What the exercise asks
Using the listing, copy each whole line that features "العقاري".

Entries provided
_ _ _
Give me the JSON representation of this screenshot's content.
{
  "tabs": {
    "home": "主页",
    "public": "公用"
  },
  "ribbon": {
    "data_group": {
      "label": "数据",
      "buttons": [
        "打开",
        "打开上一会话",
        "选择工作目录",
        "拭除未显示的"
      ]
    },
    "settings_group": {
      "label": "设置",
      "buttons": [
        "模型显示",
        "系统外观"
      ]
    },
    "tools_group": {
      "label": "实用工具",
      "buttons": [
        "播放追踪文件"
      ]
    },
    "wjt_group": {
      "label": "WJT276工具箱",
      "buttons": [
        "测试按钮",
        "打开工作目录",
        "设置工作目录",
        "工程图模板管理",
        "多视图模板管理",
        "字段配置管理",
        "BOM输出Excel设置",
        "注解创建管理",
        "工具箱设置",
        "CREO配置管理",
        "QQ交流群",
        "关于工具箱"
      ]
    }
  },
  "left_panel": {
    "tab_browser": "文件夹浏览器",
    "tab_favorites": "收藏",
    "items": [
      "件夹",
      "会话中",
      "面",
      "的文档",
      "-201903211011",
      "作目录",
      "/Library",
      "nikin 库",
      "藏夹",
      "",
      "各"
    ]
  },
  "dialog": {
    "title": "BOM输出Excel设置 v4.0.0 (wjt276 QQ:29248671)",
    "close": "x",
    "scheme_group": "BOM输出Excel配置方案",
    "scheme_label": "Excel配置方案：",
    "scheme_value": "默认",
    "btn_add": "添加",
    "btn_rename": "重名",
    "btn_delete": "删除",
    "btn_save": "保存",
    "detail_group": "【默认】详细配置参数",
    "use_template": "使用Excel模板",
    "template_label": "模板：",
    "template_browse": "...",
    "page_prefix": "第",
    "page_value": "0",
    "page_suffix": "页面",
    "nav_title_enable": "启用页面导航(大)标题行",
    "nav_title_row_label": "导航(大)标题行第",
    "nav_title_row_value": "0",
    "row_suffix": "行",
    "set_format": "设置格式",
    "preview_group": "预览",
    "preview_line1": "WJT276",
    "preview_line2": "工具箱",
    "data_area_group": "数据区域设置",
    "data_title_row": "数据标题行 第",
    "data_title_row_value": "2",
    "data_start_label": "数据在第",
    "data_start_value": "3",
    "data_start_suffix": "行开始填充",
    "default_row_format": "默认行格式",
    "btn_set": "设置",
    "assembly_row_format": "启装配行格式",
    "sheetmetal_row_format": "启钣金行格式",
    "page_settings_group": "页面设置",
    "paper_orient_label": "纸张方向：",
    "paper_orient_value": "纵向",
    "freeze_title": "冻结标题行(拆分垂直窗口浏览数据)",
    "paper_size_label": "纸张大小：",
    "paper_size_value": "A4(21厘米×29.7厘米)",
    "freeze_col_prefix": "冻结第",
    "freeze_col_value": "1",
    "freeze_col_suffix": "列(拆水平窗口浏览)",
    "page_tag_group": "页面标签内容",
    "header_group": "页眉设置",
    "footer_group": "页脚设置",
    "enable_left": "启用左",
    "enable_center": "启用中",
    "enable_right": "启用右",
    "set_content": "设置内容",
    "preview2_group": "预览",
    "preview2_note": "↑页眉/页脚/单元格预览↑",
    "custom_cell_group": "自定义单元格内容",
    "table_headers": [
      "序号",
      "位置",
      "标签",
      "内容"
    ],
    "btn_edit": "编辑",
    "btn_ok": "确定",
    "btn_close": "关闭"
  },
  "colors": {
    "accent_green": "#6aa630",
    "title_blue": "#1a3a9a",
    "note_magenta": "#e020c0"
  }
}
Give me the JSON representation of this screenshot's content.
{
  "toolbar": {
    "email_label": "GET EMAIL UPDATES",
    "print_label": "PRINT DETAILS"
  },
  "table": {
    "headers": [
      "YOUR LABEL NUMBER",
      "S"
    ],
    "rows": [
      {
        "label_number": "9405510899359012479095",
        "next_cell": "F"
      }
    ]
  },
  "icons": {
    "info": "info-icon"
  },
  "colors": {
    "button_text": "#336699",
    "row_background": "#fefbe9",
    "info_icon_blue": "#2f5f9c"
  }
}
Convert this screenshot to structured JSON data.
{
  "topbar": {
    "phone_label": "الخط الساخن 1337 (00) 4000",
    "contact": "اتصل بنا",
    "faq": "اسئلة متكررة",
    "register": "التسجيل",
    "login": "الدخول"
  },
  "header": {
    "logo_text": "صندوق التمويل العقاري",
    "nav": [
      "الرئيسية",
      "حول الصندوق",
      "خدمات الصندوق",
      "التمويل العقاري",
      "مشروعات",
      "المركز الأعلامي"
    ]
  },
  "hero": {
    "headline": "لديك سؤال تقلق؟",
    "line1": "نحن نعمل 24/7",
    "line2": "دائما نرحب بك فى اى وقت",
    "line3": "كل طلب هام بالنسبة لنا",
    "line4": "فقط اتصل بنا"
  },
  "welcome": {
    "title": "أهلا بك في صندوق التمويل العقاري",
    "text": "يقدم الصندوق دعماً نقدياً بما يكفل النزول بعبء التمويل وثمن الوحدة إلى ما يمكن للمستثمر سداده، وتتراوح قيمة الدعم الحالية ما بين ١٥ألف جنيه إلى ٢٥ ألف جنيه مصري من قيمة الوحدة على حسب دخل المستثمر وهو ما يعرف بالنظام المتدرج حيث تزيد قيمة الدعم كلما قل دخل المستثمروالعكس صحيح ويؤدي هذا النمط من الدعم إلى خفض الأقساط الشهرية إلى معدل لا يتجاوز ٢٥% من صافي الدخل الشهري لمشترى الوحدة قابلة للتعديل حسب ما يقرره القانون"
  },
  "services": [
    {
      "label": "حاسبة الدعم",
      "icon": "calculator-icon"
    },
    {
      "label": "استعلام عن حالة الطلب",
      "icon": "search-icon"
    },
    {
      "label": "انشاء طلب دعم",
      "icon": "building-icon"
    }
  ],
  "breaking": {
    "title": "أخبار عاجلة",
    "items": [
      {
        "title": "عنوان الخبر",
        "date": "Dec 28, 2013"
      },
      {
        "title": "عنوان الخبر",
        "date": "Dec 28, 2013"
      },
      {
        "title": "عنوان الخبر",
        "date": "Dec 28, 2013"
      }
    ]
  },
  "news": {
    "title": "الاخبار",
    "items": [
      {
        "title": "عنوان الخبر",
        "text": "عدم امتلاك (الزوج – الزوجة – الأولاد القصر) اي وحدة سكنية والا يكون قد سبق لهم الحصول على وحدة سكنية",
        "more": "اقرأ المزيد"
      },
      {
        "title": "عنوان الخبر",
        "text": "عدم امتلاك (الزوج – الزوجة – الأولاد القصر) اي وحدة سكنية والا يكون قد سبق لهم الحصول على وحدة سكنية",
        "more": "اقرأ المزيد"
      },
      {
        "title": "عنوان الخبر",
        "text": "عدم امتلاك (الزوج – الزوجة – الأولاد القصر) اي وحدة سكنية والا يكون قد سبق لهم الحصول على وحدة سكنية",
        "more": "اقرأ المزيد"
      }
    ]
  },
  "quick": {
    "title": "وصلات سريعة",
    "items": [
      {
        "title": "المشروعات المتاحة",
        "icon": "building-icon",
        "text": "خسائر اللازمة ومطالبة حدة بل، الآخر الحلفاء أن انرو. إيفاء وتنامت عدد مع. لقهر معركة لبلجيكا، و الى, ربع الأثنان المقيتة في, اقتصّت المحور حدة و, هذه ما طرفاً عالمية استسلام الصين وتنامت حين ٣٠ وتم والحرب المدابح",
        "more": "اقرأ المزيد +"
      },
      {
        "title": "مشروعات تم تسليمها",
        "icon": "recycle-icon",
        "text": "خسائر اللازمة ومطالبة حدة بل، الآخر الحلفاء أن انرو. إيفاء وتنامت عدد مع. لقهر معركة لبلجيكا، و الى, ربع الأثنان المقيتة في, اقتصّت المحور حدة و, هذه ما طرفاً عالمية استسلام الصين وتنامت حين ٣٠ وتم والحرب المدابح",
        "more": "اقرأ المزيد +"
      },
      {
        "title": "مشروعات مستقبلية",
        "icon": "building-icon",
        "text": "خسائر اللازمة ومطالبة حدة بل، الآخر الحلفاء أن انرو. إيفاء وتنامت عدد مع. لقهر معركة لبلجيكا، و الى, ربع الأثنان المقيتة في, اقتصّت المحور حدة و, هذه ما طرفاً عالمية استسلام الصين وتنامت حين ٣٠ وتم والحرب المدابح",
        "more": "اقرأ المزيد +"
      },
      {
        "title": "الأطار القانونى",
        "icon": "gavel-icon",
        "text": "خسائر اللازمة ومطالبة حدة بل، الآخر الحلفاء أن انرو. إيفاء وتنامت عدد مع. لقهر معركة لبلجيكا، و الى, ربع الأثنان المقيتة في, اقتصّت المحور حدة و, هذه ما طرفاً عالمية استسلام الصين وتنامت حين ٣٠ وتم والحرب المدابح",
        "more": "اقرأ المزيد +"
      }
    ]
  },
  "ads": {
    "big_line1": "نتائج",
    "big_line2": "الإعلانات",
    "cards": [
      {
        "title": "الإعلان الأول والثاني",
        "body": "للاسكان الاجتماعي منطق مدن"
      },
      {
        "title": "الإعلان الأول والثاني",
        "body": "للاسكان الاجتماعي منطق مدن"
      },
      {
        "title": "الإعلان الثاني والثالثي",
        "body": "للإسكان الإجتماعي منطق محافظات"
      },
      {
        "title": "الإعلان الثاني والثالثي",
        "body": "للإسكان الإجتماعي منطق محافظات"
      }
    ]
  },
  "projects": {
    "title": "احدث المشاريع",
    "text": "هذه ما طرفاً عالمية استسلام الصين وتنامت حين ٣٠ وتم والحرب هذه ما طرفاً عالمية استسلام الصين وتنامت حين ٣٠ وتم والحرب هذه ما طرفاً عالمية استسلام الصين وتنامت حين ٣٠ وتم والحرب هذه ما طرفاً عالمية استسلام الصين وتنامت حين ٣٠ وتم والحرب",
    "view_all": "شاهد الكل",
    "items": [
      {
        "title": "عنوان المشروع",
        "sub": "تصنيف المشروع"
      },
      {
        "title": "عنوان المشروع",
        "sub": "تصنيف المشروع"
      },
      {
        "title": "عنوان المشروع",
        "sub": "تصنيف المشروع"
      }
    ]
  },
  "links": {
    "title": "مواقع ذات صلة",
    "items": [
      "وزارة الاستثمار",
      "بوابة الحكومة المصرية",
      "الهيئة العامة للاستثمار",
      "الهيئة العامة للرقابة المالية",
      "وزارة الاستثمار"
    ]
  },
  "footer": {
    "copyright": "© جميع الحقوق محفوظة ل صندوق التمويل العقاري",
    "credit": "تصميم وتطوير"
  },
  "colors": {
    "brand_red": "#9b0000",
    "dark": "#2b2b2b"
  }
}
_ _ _
Output below
    "logo_text": "صندوق التمويل العقاري",
      "التمويل العقاري",
    "title": "أهلا بك في صندوق التمويل العقاري",
    "copyright": "© جميع الحقوق محفوظة ل صندوق التمويل العقاري",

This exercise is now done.